One week ago, the seven-day average was 1,895 daily cases.

There were 54 new deaths from COVID-19 reported Tuesday. On Tuesday, 4,147 tested negative.

Of the people tested for COVID-19 over the past week, 20.1 percent were positive for the disease, according to DHS. That rate has been on the decline, and is at its lowest since early October.

The positivity rate is often read by public health officials as a measure of overall testing levels. A high rate could indicate that testing in the state is limited, and skewed toward those already flagged as potentially having COVID-19. A lower rate could indicate testing is more widespread. Changes in the test positivity rate can also speak to COVID-19’s spread, if the size and makeup of the testing pool stays consistent.

DHS also tracks the percentage of tests that are positive, instead of the percentage of people who get a positive result. The metric takes into account people who have been tested multiple times. The seven-day average for that number is 6.1 percent.

According to DHS, 846,300 doses of coronavirus vaccine have been allocated across Wisconsin as of Tuesday, an increase of 66,500 from a week ago. Currently, 362,505 doses of the vaccines have been administered, and 69,077 people have received both shots, completing the vaccination series.

A graph showing the daily number of vaccinations across the state has seen a steady increase in doses administered since the beginning of 2021 — although doses administered dip on weekends. Monday’s 14,098 doses lags behind last week’s daily doses, although doses administered tend to be lower on Mondays than on other weekdays.

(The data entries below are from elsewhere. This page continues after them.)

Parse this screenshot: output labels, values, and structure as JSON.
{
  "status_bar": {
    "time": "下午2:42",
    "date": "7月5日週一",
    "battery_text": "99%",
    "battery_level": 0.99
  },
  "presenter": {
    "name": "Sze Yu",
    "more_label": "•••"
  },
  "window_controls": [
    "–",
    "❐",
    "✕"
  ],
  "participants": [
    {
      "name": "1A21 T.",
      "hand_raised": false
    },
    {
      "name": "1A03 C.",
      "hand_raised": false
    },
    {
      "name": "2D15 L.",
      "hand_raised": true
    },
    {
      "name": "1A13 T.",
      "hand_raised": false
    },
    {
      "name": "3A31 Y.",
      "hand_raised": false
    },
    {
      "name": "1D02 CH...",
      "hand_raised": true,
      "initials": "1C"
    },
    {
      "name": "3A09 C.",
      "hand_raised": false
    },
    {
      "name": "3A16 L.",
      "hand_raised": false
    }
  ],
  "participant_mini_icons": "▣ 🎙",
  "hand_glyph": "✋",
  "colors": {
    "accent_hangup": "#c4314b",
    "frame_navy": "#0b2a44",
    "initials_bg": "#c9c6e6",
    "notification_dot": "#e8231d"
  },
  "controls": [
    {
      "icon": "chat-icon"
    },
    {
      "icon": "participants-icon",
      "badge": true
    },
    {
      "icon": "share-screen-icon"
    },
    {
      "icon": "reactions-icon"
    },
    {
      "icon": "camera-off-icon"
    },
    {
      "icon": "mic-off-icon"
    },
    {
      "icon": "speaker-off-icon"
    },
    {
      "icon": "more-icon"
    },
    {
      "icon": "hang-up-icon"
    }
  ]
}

Preliminary data since Dec. 15 shows the number of vaccinations mostly increasing.

Teachers, grocery store employees, child care workers and other essential worker groups will be in the next to get vaccinated in Wisconsin.

“We want everyone who wants a vaccine in Wisconsin to get a vaccine, and in the future that will be a reality, but with our current federal allocation, this is not a reality today, so we need to prioritize,” said Willems Van Dijk.

According to the Wisconsin Hospital Association, there were 772 COVID-19 patients hospitalized as of Monday. A total of 23,883 people have been hospitalized because of the disease, or 4.5 percent of all positive cases.

The latest figures bring the overall total of positive cases in Wisconsin to 535,218, according to DHS. A total of 5,753 people in Wisconsin have died from COVID-19.

COVID-19 activity varies from county to county. The latest activity data from DHS, released Wednesday, showed Buffalo County with a “critically high” level of COVID-19 activity, while 60 counties were listed as having a “very high” level of activity and 11 counties had a “high” level of activity. The number of Wisconsin counties at a “critically high” level of COVID-19 activity has been decreasing. Wisconsin’s overall level is “very high.”

COVID-19 activity designations are based on the number of new cases per a county’s population over a 14-day period, as well as whether there’s an upward or downward trend in new cases.

As of Wednesday, all seven of Wisconsin’s regions had “very high” levels of activity and were seeing “shrinking” levels of COVID-19 activity, according to DHS.

Wisconsin’s daily testing capacity — based on the availability of test supplies and adequate staffing — has grown from 120 available lab tests in early March to 59,275 as of Tuesday. The number of actual people with new test results reported Tuesday was 5,448.

A total of 3,016,953 people have been tested over the course of the pandemic. Of those, 2,481,735 have tested negative.